A traditional sales leader put in this situation would try to take away public pricing, remove free trials, and force users to contact sales. If we did this, we’d get a good year or maybe two good years, then the business would suffer. You always need to keep the growth flywheel alive because the idea is that you cast a very wide net and you have a sales organization working inbound while every other sales team is hunting in the wild. Our go-to-market strategy exercise was the first piece we needed to unlock to figure this out.
The second big challenge is around customer acquisition. If you look at the customer acquisition tactics we’ve talked about, it’s a wave that we’ve been building for a long time. But a lot of our tactics are based on demand capture rather than demand generation. Over time you start exhausting that demand, you rank on every good keyword, and you’re getting all of that SEO traffic. That’s all happening while the base of your revenue is much higher and you need more and more fuel to grow it.
We’re shifting our marketing strategy towards a demand generation point of view where we invest more around brand marketing, PR, and channels that enable us to reach a wider audience that might be problem unaware and solution unaware, but lives in our addressable market.
That’s a big shift. It’s difficult for your teams because what they’ve been doing successfully for such a long time all of a sudden stops being incremental and nobody knows why. You need to understand where demand exists and then either go after that demand or create that demand yourself.
KP: I’d love to go deeper on how you’re thinking about pairing sales with your successful self-service motion.
The first key thing is knowing who you should sell to—who should get a sales-assisted experience and who should get a self-serve experience. Otherwise you’re going to make a big investment into a sales organization that is just selling very small deals and has poor economics.
Then you need to make it very easy for the sales team to identify these customers (automatic qualification). There are multiple layers in terms of how we qualify.
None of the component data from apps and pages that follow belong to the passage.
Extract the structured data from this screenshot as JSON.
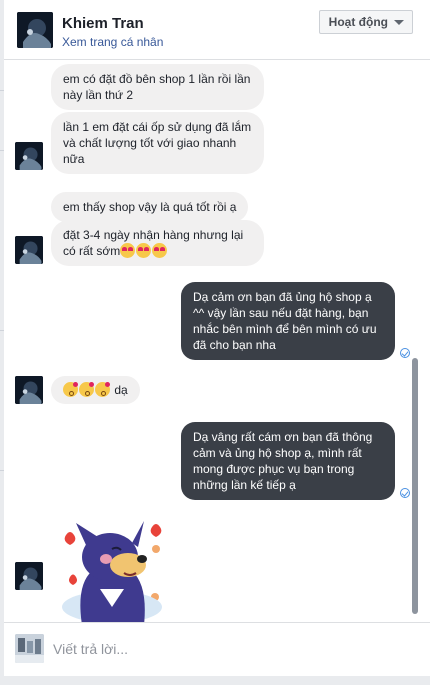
{
  "header": {
    "name": "Khiem Tran",
    "profile_link": "Xem trang cá nhân",
    "status_button": "Hoạt động"
  },
  "messages": [
    {
      "from": "customer",
      "text": "em có đặt đồ bên shop 1 lần rồi lần này lần thứ 2"
    },
    {
      "from": "customer",
      "text": "lần 1 em đặt cái ốp sử dụng đã lắm và chất lượng tốt với giao nhanh nữa"
    },
    {
      "from": "customer",
      "text": "em thấy shop vậy là quá tốt rồi ạ"
    },
    {
      "from": "customer",
      "text": "đặt 3-4 ngày nhận hàng nhưng lại có rất sớm",
      "emojis": [
        "heart-eyes",
        "heart-eyes",
        "heart-eyes"
      ]
    },
    {
      "from": "shop",
      "text": "Dạ cảm ơn bạn đã ủng hộ shop ạ ^^ vậy lần sau nếu đặt hàng, bạn nhắc bên mình để bên mình có ưu đã cho bạn nha",
      "seen": true
    },
    {
      "from": "customer",
      "text": "dạ",
      "emojis": [
        "kiss",
        "kiss",
        "kiss"
      ]
    },
    {
      "from": "shop",
      "text": "Dạ vâng rất cám ơn bạn đã thông cảm và ủng hộ shop ạ, mình rất mong được phục vụ bạn trong những lần kế tiếp ạ",
      "seen": true
    },
    {
      "from": "customer",
      "sticker": "blue-dog-sticker"
    }
  ],
  "composer": {
    "placeholder": "Viết trả lời..."
  },
  "colors": {
    "incoming_bubble": "#f1f0f0",
    "outgoing_bubble": "#3a3f47",
    "link": "#385898",
    "seen_check": "#4a90e2"
  }
}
The first gate is based on firmographic data. When a customer comes in, we use tools like Clearbit to enrich the data so we automatically know how many people work at the company, their industry, etc. and we can assess whether it looks like a good potential customer.
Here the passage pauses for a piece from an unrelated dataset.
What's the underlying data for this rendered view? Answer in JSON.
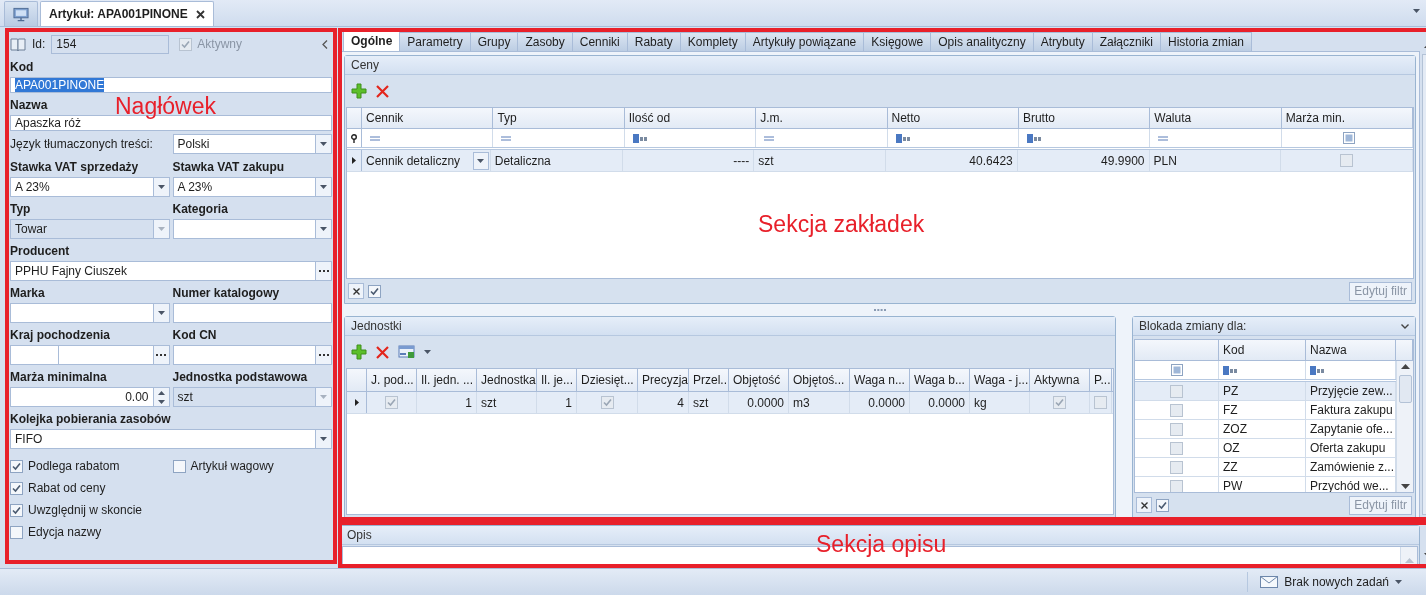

We think about our sales team as two different organizations with two different targets. There’s a new business team where the customer is still in their onboarding phase and the rep’s job is to not only convert customers, but to convert them at the right price point and make sure they get the right value proposition in the process so that we can generate the right LTV.
Many sales people underestimate how much influence they have on retaining customers—retention starts on the first call.
And then we have an upsell team that works with customers who were sold either through sales or self-serve and are continuing to use our product successfully. For that motion specifically, product signals play a massive role. We want to know how people are inviting other users to the product, what’s the usage profile, and what are some features that are great indicators of customers who are suitable for an upsell play.
That’s essentially creating a product-led sales motion where it’s about being able to introduce the sales person at the right point in the user journey.
The product pricing fit is critical to making this work. If a customer should be spending $40k or $50k, why are they only spending $1k today? The answer to this is usually either:
You’re missing a value proposition that you’re not delivering for these sophisticated users or,
You’re not pricing your product the right way to unlock that value.
I like to think of pricing and packaging as a mathematical problem. You can almost engineer that upsell path into the product. If you unlock the right value drivers and you create the right upsell triggers, you will drive a lot of growth.
With one release we doubled our expansion revenue overnight. The baseline changed because we created the right gate at the right point in the customer journey.